Got that? The New York Times — even as Bill Clinton was awash in allegations of rape, groping, pants dropping, and an affair with an employee his daughter’s age — finds Moore’s take labeling Clinton critics as Puritans and prudes “funny” and “satisfying.”

No wonder Harvey Weinstein — a friend of both Bill Clinton and Michael Moore — thought he had carte blanche to do what he has been doing. …

Exhibit Three: The 2003 Oscars

 … Harvey Weinstein deserves all that’s coming. But the interesting question here is what about the 1960s sexual revolution itself that launched, in fairness to Harvey, all manner of Baby Boomers into a sexual culture where everything and anything goes? A sexual culture that was glorified countless times in Hollywood films, sending the repeated message that not only does everything and anything go but that anything and everything are OK.

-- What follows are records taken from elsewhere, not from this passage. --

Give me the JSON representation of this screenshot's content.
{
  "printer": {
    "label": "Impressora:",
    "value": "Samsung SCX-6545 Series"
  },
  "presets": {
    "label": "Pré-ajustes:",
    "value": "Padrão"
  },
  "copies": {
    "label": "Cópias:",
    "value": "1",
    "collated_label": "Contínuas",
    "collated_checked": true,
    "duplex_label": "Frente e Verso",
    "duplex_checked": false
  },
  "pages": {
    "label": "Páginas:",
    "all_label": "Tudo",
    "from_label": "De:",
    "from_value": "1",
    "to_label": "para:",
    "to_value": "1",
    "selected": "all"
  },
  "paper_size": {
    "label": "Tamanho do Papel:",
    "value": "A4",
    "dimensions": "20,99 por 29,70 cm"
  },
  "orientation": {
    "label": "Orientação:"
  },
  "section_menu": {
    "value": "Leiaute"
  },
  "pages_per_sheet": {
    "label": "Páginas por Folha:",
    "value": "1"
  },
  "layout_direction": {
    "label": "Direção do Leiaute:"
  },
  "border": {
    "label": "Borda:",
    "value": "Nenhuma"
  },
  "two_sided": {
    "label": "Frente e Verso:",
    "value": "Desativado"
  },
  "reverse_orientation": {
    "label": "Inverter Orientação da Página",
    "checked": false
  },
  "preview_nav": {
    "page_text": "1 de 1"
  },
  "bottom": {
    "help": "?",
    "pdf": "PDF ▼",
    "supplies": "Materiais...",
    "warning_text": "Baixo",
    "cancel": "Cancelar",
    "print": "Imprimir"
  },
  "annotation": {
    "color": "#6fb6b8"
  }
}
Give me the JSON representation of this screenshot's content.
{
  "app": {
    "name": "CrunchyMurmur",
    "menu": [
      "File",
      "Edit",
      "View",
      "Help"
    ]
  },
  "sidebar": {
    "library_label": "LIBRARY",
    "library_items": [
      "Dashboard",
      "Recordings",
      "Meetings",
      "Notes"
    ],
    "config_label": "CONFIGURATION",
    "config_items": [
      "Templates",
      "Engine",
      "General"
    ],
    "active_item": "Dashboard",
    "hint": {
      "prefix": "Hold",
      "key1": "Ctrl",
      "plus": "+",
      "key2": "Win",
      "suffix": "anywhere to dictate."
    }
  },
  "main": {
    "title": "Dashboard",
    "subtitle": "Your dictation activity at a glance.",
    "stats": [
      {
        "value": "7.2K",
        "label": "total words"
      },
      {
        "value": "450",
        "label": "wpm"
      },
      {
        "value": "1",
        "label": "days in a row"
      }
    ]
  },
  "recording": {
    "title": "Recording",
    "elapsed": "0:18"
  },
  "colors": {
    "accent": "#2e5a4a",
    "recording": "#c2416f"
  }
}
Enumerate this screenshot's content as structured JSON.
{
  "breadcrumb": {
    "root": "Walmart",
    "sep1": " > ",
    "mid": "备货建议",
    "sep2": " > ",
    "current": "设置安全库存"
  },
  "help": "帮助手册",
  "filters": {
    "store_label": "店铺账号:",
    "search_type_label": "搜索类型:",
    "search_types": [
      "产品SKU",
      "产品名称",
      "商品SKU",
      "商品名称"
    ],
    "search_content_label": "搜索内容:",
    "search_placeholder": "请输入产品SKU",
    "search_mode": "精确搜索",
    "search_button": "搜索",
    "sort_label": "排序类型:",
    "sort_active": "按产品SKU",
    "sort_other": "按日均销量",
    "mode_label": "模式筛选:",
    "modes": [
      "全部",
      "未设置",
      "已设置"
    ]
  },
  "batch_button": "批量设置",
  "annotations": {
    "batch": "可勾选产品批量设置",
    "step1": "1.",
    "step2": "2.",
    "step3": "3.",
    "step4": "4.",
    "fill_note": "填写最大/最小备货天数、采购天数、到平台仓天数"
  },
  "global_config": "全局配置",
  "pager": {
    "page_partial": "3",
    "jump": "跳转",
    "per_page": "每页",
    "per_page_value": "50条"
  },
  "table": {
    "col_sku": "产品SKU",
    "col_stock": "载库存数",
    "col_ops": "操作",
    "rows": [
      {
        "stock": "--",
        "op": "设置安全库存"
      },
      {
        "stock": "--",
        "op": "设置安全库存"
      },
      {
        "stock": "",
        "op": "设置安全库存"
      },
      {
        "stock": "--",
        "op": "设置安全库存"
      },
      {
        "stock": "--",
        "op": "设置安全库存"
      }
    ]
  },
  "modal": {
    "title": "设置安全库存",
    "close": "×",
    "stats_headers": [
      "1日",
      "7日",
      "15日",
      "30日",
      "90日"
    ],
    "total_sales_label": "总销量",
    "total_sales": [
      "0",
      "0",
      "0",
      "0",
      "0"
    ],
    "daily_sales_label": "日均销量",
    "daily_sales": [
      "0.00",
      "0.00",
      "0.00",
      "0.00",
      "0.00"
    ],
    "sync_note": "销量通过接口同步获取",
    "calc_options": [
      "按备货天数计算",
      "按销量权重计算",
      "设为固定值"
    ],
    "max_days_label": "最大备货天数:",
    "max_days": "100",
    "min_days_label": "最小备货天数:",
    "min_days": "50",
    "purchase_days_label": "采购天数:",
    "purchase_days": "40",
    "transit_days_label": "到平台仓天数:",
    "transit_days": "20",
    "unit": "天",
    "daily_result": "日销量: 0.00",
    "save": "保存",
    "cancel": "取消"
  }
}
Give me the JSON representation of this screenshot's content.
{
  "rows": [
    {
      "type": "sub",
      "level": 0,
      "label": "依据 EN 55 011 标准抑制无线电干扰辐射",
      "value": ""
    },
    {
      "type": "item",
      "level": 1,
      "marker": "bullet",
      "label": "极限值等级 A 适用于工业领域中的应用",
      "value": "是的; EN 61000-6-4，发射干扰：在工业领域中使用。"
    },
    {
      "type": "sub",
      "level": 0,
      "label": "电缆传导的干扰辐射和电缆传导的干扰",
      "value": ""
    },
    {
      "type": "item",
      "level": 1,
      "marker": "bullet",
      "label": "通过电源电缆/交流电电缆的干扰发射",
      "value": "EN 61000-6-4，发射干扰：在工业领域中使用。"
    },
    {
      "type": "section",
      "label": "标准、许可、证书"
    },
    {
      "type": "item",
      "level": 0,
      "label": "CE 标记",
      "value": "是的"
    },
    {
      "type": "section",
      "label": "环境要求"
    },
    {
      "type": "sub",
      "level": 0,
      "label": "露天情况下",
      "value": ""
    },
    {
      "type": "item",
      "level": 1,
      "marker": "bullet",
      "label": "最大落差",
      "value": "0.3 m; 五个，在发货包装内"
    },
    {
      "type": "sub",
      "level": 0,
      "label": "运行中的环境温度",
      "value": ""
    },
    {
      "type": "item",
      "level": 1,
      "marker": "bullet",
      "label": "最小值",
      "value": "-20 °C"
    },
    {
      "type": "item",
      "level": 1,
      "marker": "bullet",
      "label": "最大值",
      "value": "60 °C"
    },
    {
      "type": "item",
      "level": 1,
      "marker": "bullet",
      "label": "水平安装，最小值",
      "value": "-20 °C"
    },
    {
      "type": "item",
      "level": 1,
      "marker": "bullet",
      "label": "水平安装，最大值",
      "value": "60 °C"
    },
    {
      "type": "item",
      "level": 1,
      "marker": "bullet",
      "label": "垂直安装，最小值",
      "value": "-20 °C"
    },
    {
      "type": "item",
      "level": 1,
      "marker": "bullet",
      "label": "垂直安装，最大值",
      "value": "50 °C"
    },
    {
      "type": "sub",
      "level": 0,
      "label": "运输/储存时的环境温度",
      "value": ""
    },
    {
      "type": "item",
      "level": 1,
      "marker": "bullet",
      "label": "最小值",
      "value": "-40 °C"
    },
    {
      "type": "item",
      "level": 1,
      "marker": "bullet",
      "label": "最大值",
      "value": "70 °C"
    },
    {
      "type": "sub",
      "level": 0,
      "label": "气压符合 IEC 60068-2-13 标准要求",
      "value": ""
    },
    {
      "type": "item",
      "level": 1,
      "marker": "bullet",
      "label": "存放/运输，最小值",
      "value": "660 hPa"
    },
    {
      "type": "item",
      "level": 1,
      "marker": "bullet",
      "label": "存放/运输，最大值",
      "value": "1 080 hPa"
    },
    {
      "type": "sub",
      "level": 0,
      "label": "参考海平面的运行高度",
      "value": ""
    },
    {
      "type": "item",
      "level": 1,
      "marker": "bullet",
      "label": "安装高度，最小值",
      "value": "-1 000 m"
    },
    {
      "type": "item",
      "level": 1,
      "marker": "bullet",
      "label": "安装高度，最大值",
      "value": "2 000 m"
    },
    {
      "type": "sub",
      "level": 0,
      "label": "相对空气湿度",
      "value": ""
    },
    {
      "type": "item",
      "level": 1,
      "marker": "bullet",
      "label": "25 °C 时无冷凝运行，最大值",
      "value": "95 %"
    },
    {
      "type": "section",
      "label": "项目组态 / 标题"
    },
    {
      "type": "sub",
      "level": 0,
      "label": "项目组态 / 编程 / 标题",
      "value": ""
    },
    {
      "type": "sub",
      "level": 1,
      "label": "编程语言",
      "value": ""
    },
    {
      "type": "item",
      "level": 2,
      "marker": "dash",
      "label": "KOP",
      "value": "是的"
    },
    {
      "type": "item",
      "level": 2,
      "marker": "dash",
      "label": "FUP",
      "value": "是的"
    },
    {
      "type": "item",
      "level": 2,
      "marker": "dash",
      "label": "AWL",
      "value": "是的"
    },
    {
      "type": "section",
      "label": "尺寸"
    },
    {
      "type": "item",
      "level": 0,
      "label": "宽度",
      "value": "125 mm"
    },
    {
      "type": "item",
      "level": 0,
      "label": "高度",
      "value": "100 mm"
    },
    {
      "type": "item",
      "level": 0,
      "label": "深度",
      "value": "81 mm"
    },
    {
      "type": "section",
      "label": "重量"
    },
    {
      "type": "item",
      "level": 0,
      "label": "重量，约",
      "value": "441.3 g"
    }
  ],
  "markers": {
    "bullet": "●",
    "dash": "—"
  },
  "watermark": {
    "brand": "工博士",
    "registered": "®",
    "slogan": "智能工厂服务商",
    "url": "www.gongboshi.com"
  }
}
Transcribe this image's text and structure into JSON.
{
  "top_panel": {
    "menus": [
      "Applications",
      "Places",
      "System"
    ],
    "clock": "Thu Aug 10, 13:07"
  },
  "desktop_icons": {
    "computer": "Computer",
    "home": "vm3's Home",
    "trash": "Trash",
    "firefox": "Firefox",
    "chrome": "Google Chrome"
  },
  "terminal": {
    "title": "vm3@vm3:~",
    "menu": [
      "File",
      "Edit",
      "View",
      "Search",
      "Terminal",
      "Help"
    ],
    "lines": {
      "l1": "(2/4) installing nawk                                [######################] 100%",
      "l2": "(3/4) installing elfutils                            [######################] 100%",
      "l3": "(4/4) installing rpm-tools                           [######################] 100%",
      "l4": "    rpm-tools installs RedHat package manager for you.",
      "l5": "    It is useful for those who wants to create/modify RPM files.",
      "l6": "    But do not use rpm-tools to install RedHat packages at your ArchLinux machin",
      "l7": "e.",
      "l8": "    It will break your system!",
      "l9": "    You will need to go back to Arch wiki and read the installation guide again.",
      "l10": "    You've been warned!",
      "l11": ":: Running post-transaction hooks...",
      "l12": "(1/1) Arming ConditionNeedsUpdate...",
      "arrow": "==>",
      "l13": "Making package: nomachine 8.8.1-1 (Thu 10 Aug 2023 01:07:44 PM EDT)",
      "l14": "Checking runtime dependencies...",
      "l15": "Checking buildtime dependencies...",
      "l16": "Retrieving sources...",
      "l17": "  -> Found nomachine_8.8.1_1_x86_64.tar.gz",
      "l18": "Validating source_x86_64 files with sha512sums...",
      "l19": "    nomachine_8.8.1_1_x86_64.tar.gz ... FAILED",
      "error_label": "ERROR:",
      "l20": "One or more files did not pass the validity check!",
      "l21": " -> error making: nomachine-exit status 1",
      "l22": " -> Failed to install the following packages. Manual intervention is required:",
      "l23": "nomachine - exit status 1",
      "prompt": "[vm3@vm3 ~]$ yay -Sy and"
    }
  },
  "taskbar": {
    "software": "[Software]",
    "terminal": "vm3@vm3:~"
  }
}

Liberals — frantic now at the sudden self-undermining of a sexual culture they have spent decades championing, cheering, literally applauding not to mention protecting when they weren’t mocking those who objected — are trying to point accusing fingers at, but of course, President Trump.

Newsflash? Like millions of his fellow Boomers the young Donald Trump grew up swimming in the same culture as the rest of us. And the worst liberals can point to is locker room talk on a bus in a private conversation and what they once liked to call in the Clinton cases “she said-he said” situations, all of which he has not only denied but threatened lawsuits to settle.

The real problem here? It isn’t Harvey or anybody else — it’s the 1960’s sexual revolution and the sexual culture it produced that is so vividly illustrated in those clips from Michael Moore’s mocking of Ken Starr, the loving New York Times review of that episode, and all those cheering Hollywood stars standing to give a rousing round of applause to a child rapist. Not to mention those countless films that glorified all kinds of sexual revolution practices.

Maybe at long last aging Baby Boomers will take some time to reflect on what their — my — generation has wrought. And begin to ask whether what began all those decades ago with the sexual revolution of the 1960s is now taking its long overdue curtain call courtesy of Hollywood’s ultimate Boomer showman — Harvey Weinstein.
Related: Weinstein Scandal: longing "for the ultimate male/female Safe Space — a space where every male is neutered"